2. Did You Miss Me by Karen Rose. Rose's latest suspense thriller continues with characters introduced previously in her Baltimore series. While there are quite a few dead bodies, this time the killer has a very specific target--prosecutor Daphne Montgomery. The killer weaves a very elaborate plot, that includes kidnapping Daphne's 19-year old son, Ford, to lure her into his net. FBI Special Agent Joseph Carter is drawn into the investigation when Ford goes missing. It just so happens that Joseph has been attracted to Daphne for a long time, but never acted because he mistakenly believed she is in a relationship with someone else. As Joseph and Daphne are drawn deeper into the killer's plot their feelings intensify. As usual in Rose's books, the romance is present, but is very much in the background throughout. In this particular book it was nice to have an somewhat older hero and heroine (Daphne was a teen herself when Ford was born). Each of them has had to deal with some pretty significant stuff to reach this point in their lives. An awful lot happens in this book in a short period of time. No pun intended--Rose's books are always a significant change of pace from what I normally read and I always enjoy them. And when I'm done, I'm happy to read something much lighter, lol!

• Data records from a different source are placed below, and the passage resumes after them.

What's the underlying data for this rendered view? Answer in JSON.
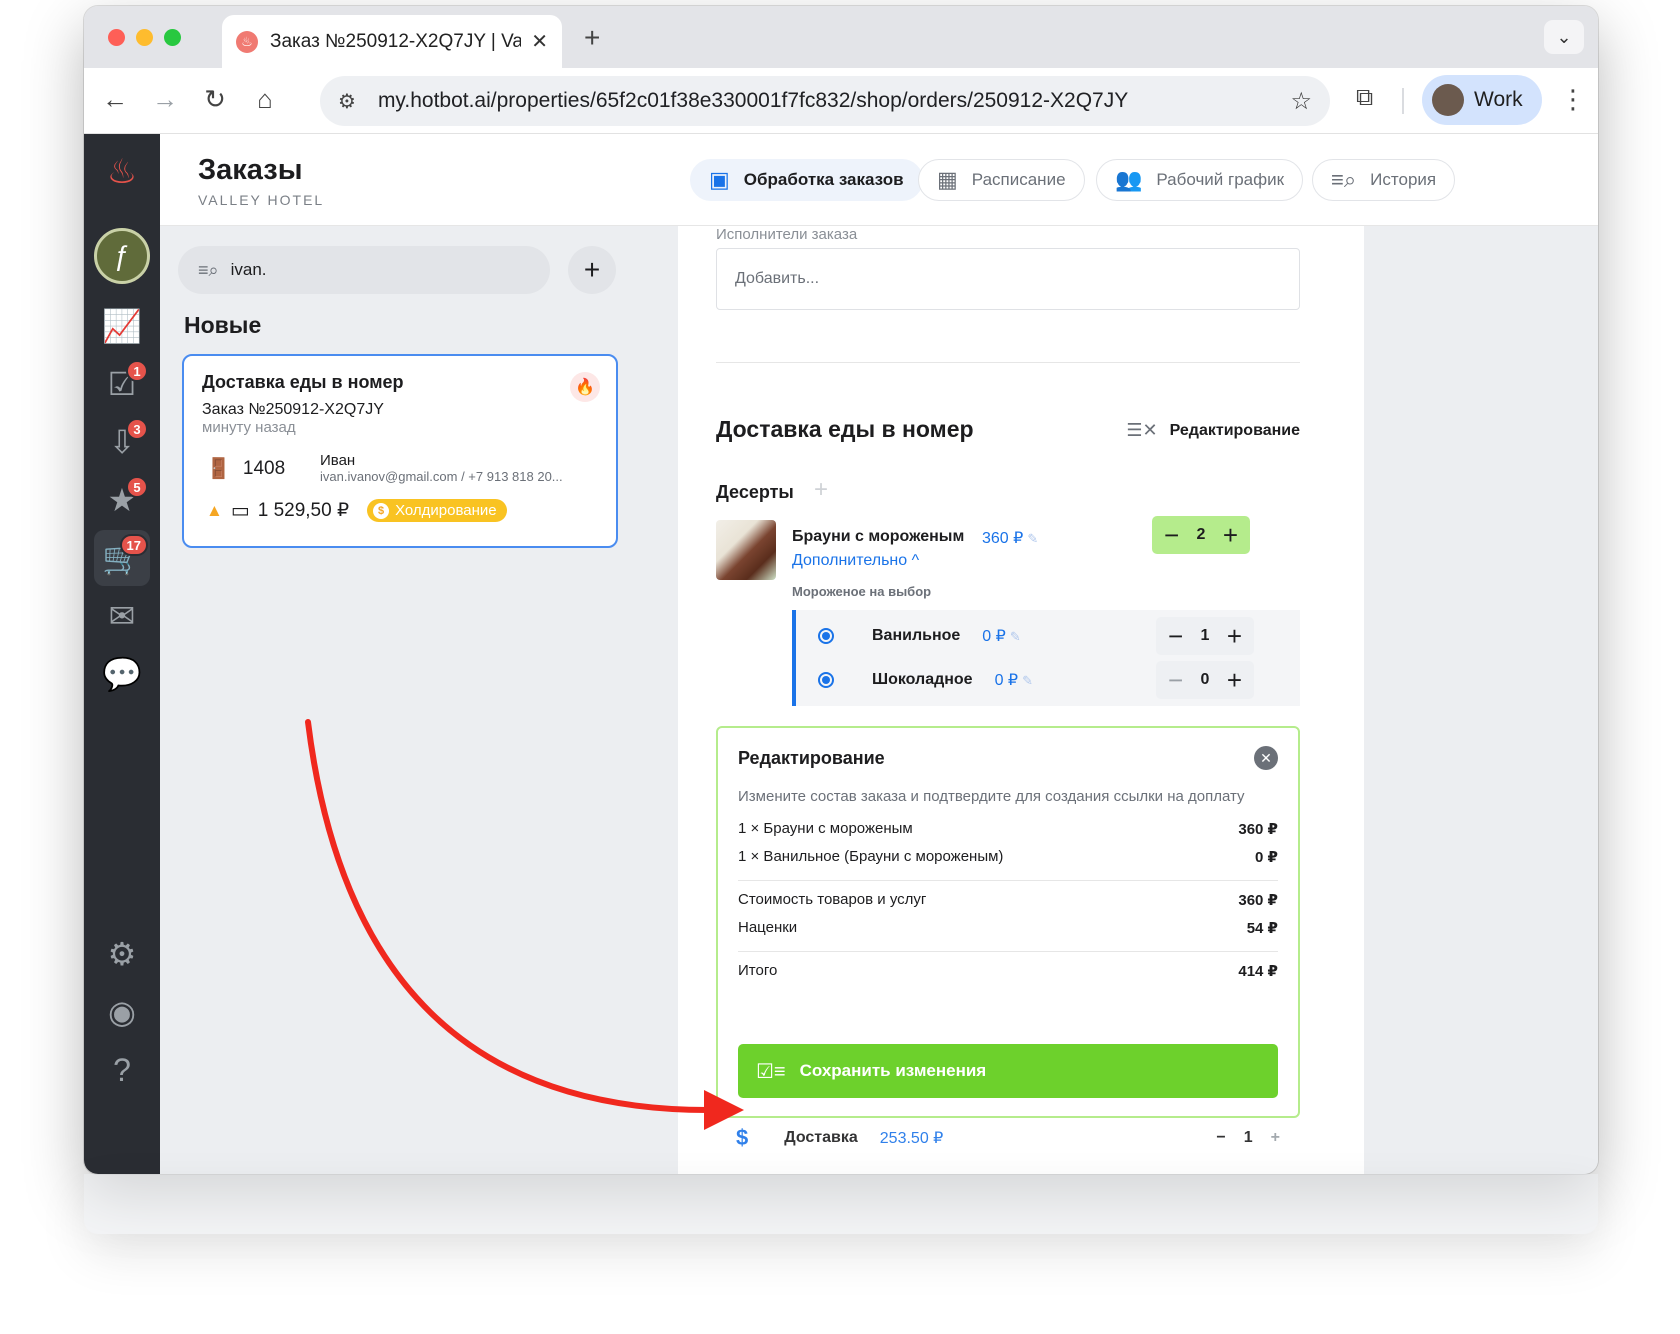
{
  "browser": {
    "tab_title": "Заказ №250912-X2Q7JY | Va",
    "tab_favicon": "hotbot-flame-icon",
    "url": "my.hotbot.ai/properties/65f2c01f38e330001f7fc832/shop/orders/250912-X2Q7JY",
    "profile_label": "Work"
  },
  "sidebar": {
    "badges": {
      "tasks": "1",
      "inbox": "3",
      "reviews": "5",
      "shop": "17"
    }
  },
  "header": {
    "title": "Заказы",
    "subtitle": "VALLEY HOTEL",
    "tabs": [
      {
        "label": "Обработка заказов",
        "icon": "inbox-icon",
        "active": true
      },
      {
        "label": "Расписание",
        "icon": "calendar-icon",
        "active": false
      },
      {
        "label": "Рабочий график",
        "icon": "staff-icon",
        "active": false
      },
      {
        "label": "История",
        "icon": "history-search-icon",
        "active": false
      }
    ]
  },
  "left": {
    "search_value": "ivan.",
    "section_title": "Новые",
    "order": {
      "title": "Доставка еды в номер",
      "number": "Заказ №250912-X2Q7JY",
      "time": "минуту назад",
      "room": "1408",
      "guest_name": "Иван",
      "guest_contact": "ivan.ivanov@gmail.com / +7 913 818 20...",
      "amount": "1 529,50 ₽",
      "status": "Холдирование"
    }
  },
  "detail": {
    "executors_label": "Исполнители заказа",
    "executors_placeholder": "Добавить...",
    "service_title": "Доставка еды в номер",
    "edit_label": "Редактирование",
    "category": "Десерты",
    "product": {
      "name": "Брауни с мороженым",
      "price": "360 ₽",
      "more": "Дополнительно ^",
      "qty": "2"
    },
    "options_label": "Мороженое на выбор",
    "options": [
      {
        "name": "Ванильное",
        "price": "0 ₽",
        "qty": "1"
      },
      {
        "name": "Шоколадное",
        "price": "0 ₽",
        "qty": "0"
      }
    ],
    "delivery": {
      "name": "Доставка",
      "price": "253.50 ₽",
      "qty": "1"
    }
  },
  "modal": {
    "title": "Редактирование",
    "description": "Измените состав заказа и подтвердите для создания ссылки на доплату",
    "items": [
      {
        "label": "1 × Брауни с мороженым",
        "value": "360 ₽"
      },
      {
        "label": "1 × Ванильное (Брауни с мороженым)",
        "value": "0 ₽"
      }
    ],
    "subtotal_label": "Стоимость товаров и услуг",
    "subtotal_value": "360 ₽",
    "markup_label": "Наценки",
    "markup_value": "54 ₽",
    "total_label": "Итого",
    "total_value": "414 ₽",
    "save_label": "Сохранить изменения"
  },
  "colors": {
    "accent_blue": "#1a73e8",
    "save_green": "#6dd12c",
    "stepper_green": "#b5ec8c",
    "sidebar_dark": "#2a2d33",
    "badge_red": "#e5534b",
    "hold_yellow": "#f9c322",
    "annotation_arrow": "#f0281e"
  }
}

1. Unforgivable by Joanna Chambers. I'm going to state up front that I flat-out loved this book. I'd really like to go back and read it again soon. I thought it was that good. Unforgivable is the perfect title for this story about two people who are so deeply angry or hurt that it seems impossible that they could ever forgive one another and move forward together. Viscount Waite, Gil Truman is expecting to marry the woman he loves when he learns that his father's gambling debts are so great that he has no choice but to marry the weak and sickly Rose Davenport. Rose is not aware that Gil is being forced to marry her and she falls a little bit in love with him when she meets him the first time. But after the wedding and an ugly wedding night, Gil abandons Rose to an estate in the country and heads back to London. Gil may be married to her, but he intends to have nothing to do with her. After five years, Rose is healthy and strong so she decides to head to London to confront her husband. Gil is astounded at how different Rose is--and now he's interested in her. But from here they both have an awful lot to work through, and forgive, in order to have a meaningful marriage together. I really appreciated how Chambers' writing made me connect with, and care for these characters. There is no magic bullet for them. They have a lot to work through, Gil especially. I liked how their story slowly unfolds. It felt natural and real. Well done.